──────── LISTED ENTRIES
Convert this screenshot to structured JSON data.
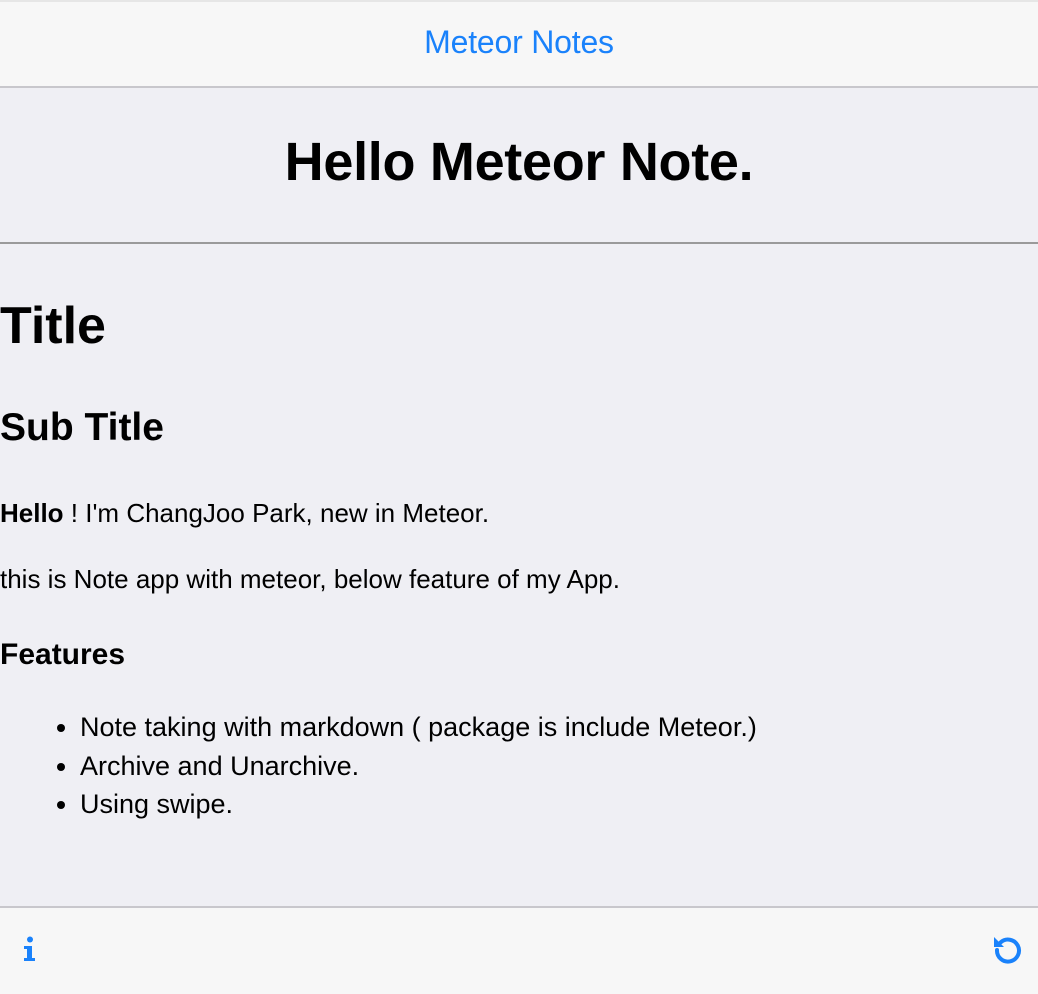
{
  "navbar": {
    "title": "Meteor Notes"
  },
  "note": {
    "title": "Hello Meteor Note."
  },
  "content": {
    "h1": "Title",
    "h2": "Sub Title",
    "p1_bold": "Hello",
    "p1_rest": " ! I'm ChangJoo Park, new in Meteor.",
    "p2": "this is Note app with meteor, below feature of my App.",
    "h3": "Features",
    "features": [
      "Note taking with markdown ( package is include Meteor.)",
      "Archive and Unarchive.",
      "Using swipe."
    ]
  },
  "toolbar": {
    "left_icon": "info-icon",
    "right_icon": "refresh-icon"
  },
  "colors": {
    "accent": "#1a82fb",
    "background": "#efeff4",
    "bar_background": "#f7f7f7"
  }
}
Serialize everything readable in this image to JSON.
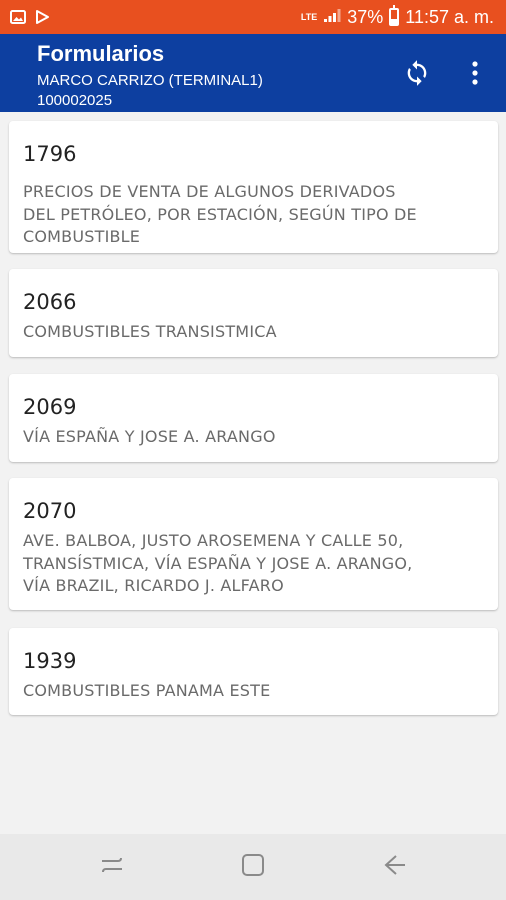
{
  "status_bar": {
    "battery": "37%",
    "time": "11:57 a. m.",
    "network": "LTE",
    "battery_level": 0.37,
    "icons": [
      "gallery-icon",
      "play-store-icon",
      "lte-icon",
      "signal-icon",
      "battery-icon"
    ]
  },
  "app_bar": {
    "title": "Formularios",
    "subtitle_user": "MARCO CARRIZO (TERMINAL1)",
    "subtitle_id": "100002025",
    "actions": [
      "sync-icon",
      "more-vert-icon"
    ]
  },
  "forms": [
    {
      "code": "1796",
      "description": "PRECIOS DE VENTA DE ALGUNOS DERIVADOS DEL PETRÓLEO, POR ESTACIÓN, SEGÚN TIPO DE COMBUSTIBLE",
      "lines": [
        "PRECIOS DE VENTA DE ALGUNOS DERIVADOS",
        "DEL PETRÓLEO, POR ESTACIÓN, SEGÚN TIPO DE",
        "COMBUSTIBLE"
      ]
    },
    {
      "code": "2066",
      "description": "COMBUSTIBLES TRANSISTMICA",
      "lines": [
        "COMBUSTIBLES TRANSISTMICA"
      ]
    },
    {
      "code": "2069",
      "description": "VÍA ESPAÑA Y JOSE A. ARANGO",
      "lines": [
        "VÍA ESPAÑA Y JOSE A. ARANGO"
      ]
    },
    {
      "code": "2070",
      "description": "AVE. BALBOA, JUSTO AROSEMENA Y CALLE 50, TRANSÍSTMICA, VÍA ESPAÑA Y JOSE A. ARANGO, VÍA BRAZIL, RICARDO J. ALFARO",
      "lines": [
        "AVE. BALBOA, JUSTO AROSEMENA Y CALLE 50,",
        "TRANSÍSTMICA, VÍA ESPAÑA Y JOSE A. ARANGO,",
        "VÍA BRAZIL, RICARDO J. ALFARO"
      ]
    },
    {
      "code": "1939",
      "description": "COMBUSTIBLES PANAMA ESTE",
      "lines": [
        "COMBUSTIBLES PANAMA ESTE"
      ]
    }
  ],
  "colors": {
    "status_bar": "#e8501f",
    "app_bar": "#0d3fa0",
    "background": "#f2f2f2",
    "card": "#ffffff",
    "nav_bar": "#e9e9e9"
  },
  "nav_bar": {
    "buttons": [
      "recent-apps-icon",
      "home-icon",
      "back-icon"
    ]
  }
}
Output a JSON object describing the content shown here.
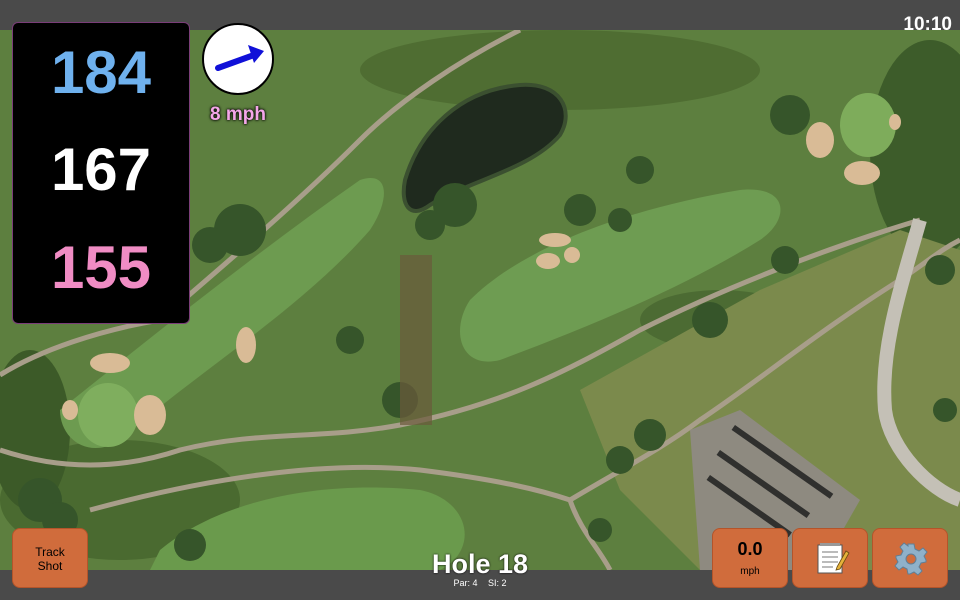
{
  "clock": "10:10",
  "distances": {
    "back": "184",
    "middle": "167",
    "front": "155"
  },
  "wind": {
    "speed_label": "8 mph",
    "icon": "arrow-right-icon"
  },
  "buttons": {
    "track_shot": "Track\nShot",
    "wind_value": "0.0",
    "wind_unit": "mph",
    "notes_icon": "notepad-icon",
    "settings_icon": "gear-icon"
  },
  "hole": {
    "title": "Hole 18",
    "par": "Par: 4",
    "si": "SI: 2"
  },
  "colors": {
    "back": "#6fb1ee",
    "middle": "#ffffff",
    "front": "#f08cc4",
    "wind_speed": "#f4a6e8",
    "button": "#d06c3c"
  }
}
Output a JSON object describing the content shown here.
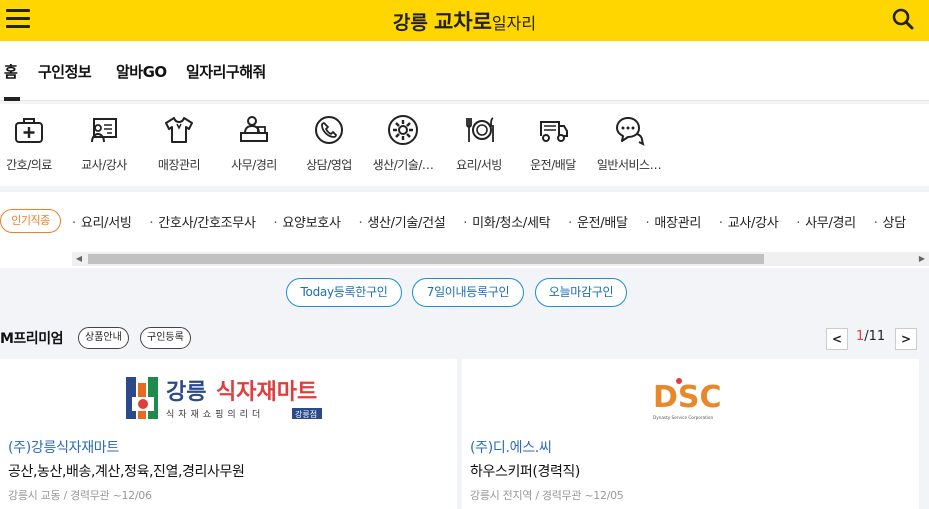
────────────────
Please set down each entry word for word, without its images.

ANSWER TO THIS EXERCISE.
Convert this screenshot to structured JSON data.
{
  "navbar": {
    "title": "Meteor Notes"
  },
  "note": {
    "title": "Hello Meteor Note."
  },
  "content": {
    "h1": "Title",
    "h2": "Sub Title",
    "p1_bold": "Hello",
    "p1_rest": " ! I'm ChangJoo Park, new in Meteor.",
    "p2": "this is Note app with meteor, below feature of my App.",
    "h3": "Features",
    "features": [
      "Note taking with markdown ( package is include Meteor.)",
      "Archive and Unarchive.",
      "Using swipe."
    ]
  },
  "toolbar": {
    "left_icon": "info-icon",
    "right_icon": "refresh-icon"
  },
  "colors": {
    "accent": "#1a82fb",
    "background": "#efeff4",
    "bar_background": "#f7f7f7"
  }
}
Serialize everything readable in this image to JSON.
{
  "status_bar": {
    "battery": "37%",
    "time": "11:57 a. m.",
    "network": "LTE",
    "battery_level": 0.37,
    "icons": [
      "gallery-icon",
      "play-store-icon",
      "lte-icon",
      "signal-icon",
      "battery-icon"
    ]
  },
  "app_bar": {
    "title": "Formularios",
    "subtitle_user": "MARCO CARRIZO (TERMINAL1)",
    "subtitle_id": "100002025",
    "actions": [
      "sync-icon",
      "more-vert-icon"
    ]
  },
  "forms": [
    {
      "code": "1796",
      "description": "PRECIOS DE VENTA DE ALGUNOS DERIVADOS DEL PETRÓLEO, POR ESTACIÓN, SEGÚN TIPO DE COMBUSTIBLE",
      "lines": [
        "PRECIOS DE VENTA DE ALGUNOS DERIVADOS",
        "DEL PETRÓLEO, POR ESTACIÓN, SEGÚN TIPO DE",
        "COMBUSTIBLE"
      ]
    },
    {
      "code": "2066",
      "description": "COMBUSTIBLES TRANSISTMICA",
      "lines": [
        "COMBUSTIBLES TRANSISTMICA"
      ]
    },
    {
      "code": "2069",
      "description": "VÍA ESPAÑA Y JOSE A. ARANGO",
      "lines": [
        "VÍA ESPAÑA Y JOSE A. ARANGO"
      ]
    },
    {
      "code": "2070",
      "description": "AVE. BALBOA, JUSTO AROSEMENA Y CALLE 50, TRANSÍSTMICA, VÍA ESPAÑA Y JOSE A. ARANGO, VÍA BRAZIL, RICARDO J. ALFARO",
      "lines": [
        "AVE. BALBOA, JUSTO AROSEMENA Y CALLE 50,",
        "TRANSÍSTMICA, VÍA ESPAÑA Y JOSE A. ARANGO,",
        "VÍA BRAZIL, RICARDO J. ALFARO"
      ]
    },
    {
      "code": "1939",
      "description": "COMBUSTIBLES PANAMA ESTE",
      "lines": [
        "COMBUSTIBLES PANAMA ESTE"
      ]
    }
  ],
  "colors": {
    "status_bar": "#e8501f",
    "app_bar": "#0d3fa0",
    "background": "#f2f2f2",
    "card": "#ffffff",
    "nav_bar": "#e9e9e9"
  },
  "nav_bar": {
    "buttons": [
      "recent-apps-icon",
      "home-icon",
      "back-icon"
    ]
  }
}
Output a JSON object describing the content shown here.
{
  "clock": "10:10",
  "distances": {
    "back": "184",
    "middle": "167",
    "front": "155"
  },
  "wind": {
    "speed_label": "8 mph",
    "icon": "arrow-right-icon"
  },
  "buttons": {
    "track_shot": "Track\nShot",
    "wind_value": "0.0",
    "wind_unit": "mph",
    "notes_icon": "notepad-icon",
    "settings_icon": "gear-icon"
  },
  "hole": {
    "title": "Hole 18",
    "par": "Par: 4",
    "si": "SI: 2"
  },
  "colors": {
    "back": "#6fb1ee",
    "middle": "#ffffff",
    "front": "#f08cc4",
    "wind_speed": "#f4a6e8",
    "button": "#d06c3c"
  }
}
Output a JSON object describing the content shown here.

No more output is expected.